- Reduced Contributions to Retirement Accounts: When you go exempt, the lower amount of your paycheck means you're potentially contributing less to your retirement accounts, which can significantly impact your savings over time.
- Missing Out on Employer Matching Contributions: Many employers offer matching contributions to retirement plans, and by contributing less, you might not fully capitalize on this benefit, essentially leaving free money on the table.
- Lost Investment Opportunities: Lower contributions due to exempt status mean you miss out on potential investment gains over time, which could lead to a sizable deficit in your retirement fund.
It's crucial to weigh these factors carefully, as they can lead to financial difficulties and a lower standard of living in retirement. Managing retirement savings tax-efficiently is vital, and going exempt may hinder your ability to maximize tax advantages in your retirement accounts.
Navigating State Tax Laws
Navigating the complexities of state tax laws is essential for individuals considering exempt status on their paychecks to ensure accurate tax liability calculations and compliance. The variance in income tax rates and regulations across different states significantly impacts the amount owed by those opting for exemption on their paychecks. A thorough understanding of these laws is not only crucial for calculating liabilities accurately but also for avoiding penalties associated with underpayment.

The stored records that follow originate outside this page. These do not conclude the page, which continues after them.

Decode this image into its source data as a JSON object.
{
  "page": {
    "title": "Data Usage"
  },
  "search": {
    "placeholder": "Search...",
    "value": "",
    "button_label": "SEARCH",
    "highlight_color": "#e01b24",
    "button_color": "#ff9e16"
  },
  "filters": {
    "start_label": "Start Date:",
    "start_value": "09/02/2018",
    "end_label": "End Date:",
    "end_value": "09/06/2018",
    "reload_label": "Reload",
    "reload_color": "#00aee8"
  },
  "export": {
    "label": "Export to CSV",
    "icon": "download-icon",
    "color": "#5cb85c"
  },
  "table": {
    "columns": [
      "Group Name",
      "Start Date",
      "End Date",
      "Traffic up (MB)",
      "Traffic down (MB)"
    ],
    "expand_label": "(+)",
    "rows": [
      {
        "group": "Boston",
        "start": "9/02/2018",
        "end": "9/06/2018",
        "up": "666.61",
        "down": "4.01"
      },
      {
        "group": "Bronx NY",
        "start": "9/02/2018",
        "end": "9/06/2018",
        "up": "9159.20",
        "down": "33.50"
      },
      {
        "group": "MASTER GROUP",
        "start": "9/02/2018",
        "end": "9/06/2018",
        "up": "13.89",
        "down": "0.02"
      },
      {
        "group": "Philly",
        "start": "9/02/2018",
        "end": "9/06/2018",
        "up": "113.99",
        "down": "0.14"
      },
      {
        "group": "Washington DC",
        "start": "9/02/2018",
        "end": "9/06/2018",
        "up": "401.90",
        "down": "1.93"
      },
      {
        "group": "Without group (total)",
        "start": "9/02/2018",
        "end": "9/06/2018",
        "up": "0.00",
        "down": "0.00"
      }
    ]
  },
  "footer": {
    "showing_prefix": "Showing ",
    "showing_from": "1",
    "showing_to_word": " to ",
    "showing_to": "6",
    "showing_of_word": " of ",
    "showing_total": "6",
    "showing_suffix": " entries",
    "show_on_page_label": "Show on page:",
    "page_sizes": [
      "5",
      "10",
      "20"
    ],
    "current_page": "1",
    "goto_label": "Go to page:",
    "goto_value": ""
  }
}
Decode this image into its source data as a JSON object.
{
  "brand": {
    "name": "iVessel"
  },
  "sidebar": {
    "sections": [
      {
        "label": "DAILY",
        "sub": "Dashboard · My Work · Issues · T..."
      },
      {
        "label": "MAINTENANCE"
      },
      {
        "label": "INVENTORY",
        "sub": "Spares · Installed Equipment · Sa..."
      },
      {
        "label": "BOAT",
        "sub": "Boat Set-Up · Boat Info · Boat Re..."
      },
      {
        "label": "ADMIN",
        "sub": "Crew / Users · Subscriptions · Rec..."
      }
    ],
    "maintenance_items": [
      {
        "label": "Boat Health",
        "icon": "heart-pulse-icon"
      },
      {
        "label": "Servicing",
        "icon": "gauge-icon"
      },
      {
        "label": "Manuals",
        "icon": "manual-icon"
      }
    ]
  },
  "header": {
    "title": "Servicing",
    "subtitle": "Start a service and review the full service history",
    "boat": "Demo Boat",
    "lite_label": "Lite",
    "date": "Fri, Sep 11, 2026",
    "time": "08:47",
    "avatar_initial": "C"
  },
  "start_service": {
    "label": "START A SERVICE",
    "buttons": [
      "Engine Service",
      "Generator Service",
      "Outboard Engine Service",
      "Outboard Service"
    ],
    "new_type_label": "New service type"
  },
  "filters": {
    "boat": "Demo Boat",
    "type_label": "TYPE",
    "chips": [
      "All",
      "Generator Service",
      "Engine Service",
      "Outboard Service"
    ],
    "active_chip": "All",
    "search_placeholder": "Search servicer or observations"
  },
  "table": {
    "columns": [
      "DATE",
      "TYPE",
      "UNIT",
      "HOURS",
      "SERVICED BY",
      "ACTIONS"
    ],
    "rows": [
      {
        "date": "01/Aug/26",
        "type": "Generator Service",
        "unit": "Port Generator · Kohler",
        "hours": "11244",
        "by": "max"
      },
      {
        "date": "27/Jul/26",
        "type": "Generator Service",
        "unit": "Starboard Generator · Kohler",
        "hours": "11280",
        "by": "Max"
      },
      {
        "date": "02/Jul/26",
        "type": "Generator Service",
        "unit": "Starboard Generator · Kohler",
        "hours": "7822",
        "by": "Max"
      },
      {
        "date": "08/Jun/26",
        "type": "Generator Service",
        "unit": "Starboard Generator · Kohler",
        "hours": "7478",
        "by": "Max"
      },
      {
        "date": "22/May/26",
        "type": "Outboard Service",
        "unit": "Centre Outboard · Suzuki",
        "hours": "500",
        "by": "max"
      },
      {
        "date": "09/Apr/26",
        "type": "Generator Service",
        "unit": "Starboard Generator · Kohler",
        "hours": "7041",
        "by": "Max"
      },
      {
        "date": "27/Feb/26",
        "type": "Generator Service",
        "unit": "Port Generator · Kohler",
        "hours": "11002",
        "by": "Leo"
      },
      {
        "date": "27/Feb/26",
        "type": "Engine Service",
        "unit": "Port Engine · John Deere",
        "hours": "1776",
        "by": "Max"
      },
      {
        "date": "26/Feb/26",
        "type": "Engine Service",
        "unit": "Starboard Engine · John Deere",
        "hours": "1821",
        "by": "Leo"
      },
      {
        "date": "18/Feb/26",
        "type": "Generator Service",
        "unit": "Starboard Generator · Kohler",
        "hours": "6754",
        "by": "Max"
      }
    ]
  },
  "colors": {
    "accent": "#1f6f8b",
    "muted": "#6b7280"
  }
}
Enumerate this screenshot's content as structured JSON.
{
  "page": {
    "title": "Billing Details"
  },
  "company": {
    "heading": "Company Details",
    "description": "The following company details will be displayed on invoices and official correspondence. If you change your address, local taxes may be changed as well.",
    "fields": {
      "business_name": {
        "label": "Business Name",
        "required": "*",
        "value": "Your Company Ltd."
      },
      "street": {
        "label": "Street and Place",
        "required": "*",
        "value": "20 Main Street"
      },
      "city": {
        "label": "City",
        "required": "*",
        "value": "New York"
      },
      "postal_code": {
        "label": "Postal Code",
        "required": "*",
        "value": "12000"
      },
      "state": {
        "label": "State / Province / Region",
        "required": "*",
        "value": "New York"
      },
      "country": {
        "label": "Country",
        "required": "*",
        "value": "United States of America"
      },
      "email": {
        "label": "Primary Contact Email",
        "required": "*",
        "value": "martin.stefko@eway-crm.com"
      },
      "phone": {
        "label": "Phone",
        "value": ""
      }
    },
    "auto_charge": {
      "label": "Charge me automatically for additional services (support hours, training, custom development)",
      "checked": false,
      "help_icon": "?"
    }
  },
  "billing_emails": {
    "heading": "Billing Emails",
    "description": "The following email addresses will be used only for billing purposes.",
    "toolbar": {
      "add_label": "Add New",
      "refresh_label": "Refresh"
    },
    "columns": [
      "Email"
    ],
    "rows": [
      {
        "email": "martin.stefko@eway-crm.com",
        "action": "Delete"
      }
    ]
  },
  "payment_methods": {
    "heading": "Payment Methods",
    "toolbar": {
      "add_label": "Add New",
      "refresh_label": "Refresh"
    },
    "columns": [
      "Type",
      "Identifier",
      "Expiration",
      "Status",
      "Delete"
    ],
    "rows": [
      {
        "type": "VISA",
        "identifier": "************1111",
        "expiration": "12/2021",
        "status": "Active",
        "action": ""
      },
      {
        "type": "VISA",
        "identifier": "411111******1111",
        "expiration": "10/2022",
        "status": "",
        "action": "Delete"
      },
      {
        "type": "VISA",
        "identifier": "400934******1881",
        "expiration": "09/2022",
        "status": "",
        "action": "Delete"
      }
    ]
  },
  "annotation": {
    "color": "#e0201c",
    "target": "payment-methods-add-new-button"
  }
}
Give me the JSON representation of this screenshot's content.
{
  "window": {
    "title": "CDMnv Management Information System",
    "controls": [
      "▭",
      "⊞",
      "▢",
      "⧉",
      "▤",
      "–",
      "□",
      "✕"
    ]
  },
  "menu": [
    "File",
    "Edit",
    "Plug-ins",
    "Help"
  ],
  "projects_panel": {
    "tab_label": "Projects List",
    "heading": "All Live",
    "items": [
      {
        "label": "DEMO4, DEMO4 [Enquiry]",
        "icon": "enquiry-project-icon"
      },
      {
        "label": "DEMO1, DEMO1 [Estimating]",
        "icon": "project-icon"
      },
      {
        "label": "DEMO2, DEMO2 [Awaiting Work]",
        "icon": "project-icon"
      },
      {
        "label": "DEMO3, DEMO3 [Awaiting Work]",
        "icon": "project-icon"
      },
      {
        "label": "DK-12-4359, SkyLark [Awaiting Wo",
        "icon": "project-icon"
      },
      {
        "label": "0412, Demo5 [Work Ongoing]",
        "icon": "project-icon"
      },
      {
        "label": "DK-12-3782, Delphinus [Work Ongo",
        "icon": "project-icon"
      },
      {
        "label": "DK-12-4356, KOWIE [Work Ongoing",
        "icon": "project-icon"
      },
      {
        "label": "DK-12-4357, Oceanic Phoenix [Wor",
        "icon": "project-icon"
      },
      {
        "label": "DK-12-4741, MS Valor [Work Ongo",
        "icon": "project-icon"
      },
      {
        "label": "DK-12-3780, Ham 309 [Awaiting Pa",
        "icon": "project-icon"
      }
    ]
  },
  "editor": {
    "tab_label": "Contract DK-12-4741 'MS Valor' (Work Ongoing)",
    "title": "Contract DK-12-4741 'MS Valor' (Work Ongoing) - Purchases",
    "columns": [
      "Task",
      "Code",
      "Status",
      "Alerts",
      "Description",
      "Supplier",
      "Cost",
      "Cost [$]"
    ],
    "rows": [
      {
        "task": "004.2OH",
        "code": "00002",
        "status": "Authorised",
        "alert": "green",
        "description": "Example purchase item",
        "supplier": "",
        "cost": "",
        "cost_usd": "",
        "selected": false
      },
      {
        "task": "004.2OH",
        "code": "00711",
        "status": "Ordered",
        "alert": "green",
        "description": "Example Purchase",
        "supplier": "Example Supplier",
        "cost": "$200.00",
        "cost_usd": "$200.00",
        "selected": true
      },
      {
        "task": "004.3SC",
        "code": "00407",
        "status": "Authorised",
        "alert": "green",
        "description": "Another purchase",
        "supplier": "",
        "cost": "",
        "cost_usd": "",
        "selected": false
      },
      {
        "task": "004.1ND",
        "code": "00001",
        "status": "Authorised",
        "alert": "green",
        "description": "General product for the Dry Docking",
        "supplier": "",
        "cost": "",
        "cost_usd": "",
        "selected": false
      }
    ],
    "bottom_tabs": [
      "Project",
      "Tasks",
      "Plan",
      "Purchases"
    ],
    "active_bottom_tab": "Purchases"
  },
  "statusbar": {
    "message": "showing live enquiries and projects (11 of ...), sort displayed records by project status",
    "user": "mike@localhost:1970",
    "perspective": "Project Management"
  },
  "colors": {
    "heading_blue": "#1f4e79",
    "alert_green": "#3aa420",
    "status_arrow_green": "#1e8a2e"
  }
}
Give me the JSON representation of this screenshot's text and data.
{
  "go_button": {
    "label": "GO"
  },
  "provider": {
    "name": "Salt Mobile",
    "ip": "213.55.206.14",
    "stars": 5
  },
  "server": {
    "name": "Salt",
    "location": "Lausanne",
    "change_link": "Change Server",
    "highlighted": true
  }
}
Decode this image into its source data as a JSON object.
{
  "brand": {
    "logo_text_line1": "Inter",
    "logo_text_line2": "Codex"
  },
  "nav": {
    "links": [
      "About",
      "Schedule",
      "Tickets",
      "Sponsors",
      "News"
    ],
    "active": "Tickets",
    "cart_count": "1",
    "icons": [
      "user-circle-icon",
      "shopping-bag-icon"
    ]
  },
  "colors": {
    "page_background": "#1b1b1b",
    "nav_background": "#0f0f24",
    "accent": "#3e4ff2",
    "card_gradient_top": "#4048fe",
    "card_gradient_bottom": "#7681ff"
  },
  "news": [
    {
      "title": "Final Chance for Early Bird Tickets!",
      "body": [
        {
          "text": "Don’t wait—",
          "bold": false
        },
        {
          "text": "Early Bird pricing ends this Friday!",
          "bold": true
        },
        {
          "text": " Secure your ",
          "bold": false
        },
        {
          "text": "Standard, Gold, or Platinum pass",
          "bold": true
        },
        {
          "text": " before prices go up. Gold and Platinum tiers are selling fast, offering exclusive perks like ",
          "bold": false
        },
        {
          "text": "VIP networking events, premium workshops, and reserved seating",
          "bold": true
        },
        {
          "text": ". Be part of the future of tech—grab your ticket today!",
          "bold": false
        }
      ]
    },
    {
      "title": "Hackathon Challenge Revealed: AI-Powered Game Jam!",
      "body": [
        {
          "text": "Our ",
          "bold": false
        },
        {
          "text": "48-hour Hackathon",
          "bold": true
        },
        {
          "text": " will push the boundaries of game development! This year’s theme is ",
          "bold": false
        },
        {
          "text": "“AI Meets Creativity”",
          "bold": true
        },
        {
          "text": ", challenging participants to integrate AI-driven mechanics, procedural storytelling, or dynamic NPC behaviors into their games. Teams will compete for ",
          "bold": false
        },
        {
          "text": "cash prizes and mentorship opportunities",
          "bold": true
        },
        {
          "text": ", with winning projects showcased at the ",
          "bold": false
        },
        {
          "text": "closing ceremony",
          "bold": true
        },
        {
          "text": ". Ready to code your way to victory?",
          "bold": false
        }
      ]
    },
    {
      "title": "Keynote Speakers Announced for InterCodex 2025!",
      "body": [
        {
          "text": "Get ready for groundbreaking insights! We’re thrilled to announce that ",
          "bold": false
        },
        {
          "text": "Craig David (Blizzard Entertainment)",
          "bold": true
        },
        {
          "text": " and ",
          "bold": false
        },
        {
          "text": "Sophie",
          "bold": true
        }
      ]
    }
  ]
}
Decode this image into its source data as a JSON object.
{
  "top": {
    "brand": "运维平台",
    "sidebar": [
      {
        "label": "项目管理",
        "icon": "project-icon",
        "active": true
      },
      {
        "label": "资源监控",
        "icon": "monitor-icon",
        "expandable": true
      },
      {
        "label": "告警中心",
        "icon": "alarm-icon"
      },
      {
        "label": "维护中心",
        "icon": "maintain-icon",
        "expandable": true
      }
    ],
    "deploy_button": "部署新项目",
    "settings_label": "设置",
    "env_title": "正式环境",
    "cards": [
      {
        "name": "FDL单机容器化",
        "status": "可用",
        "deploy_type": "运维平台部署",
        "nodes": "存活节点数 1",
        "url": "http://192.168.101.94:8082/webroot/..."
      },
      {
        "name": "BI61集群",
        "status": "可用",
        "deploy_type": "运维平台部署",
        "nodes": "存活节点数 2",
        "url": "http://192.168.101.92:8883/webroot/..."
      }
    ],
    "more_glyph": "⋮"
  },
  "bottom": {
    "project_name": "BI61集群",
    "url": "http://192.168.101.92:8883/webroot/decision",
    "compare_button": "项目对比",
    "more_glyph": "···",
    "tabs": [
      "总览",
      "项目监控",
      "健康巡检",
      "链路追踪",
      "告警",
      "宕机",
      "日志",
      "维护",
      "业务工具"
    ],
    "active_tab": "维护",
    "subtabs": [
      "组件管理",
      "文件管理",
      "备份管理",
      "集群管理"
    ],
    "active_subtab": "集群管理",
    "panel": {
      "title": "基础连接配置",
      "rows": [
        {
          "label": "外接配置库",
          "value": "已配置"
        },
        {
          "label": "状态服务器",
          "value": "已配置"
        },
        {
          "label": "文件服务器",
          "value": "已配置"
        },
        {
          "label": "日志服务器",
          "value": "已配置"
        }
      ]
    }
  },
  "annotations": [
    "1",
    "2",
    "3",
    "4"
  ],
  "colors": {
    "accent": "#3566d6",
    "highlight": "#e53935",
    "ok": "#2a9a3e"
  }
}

State tax considerations demand meticulous research into the implications of going exempt, ensuring adherence to regulations, and precise calculation of tax liabilities. Given the diversity of state tax frameworks, individuals must be proactive in familiarizing themselves with the specific requirements of their state to avoid financial repercussions. Penalties and interest for late or underpayment of state income taxes underscore the importance of diligent tax management.
Ultimately, the onus of managing state income taxes rests squarely on the individual. This necessitates a careful assessment and strict compliance with state tax laws. Failure to do so can lead to undesirable financial penalties, emphasizing the need for rigorous attention to detail in navigating state tax regulations when considering exemption on paychecks.
In conclusion, the decision to opt for exemption status on a paycheck involves a careful evaluation of both benefits and drawbacks.
While it offers immediate financial relief and flexibility, the potential for considerable tax liabilities and penalties cannot be ignored. Additionally, the impact on one's monthly budget, retirement savings, and the complexity of navigating state tax laws require thorough consideration.
It is imperative for individuals to assess their financial situation and tax obligations meticulously to make an informed decision regarding their exemption status.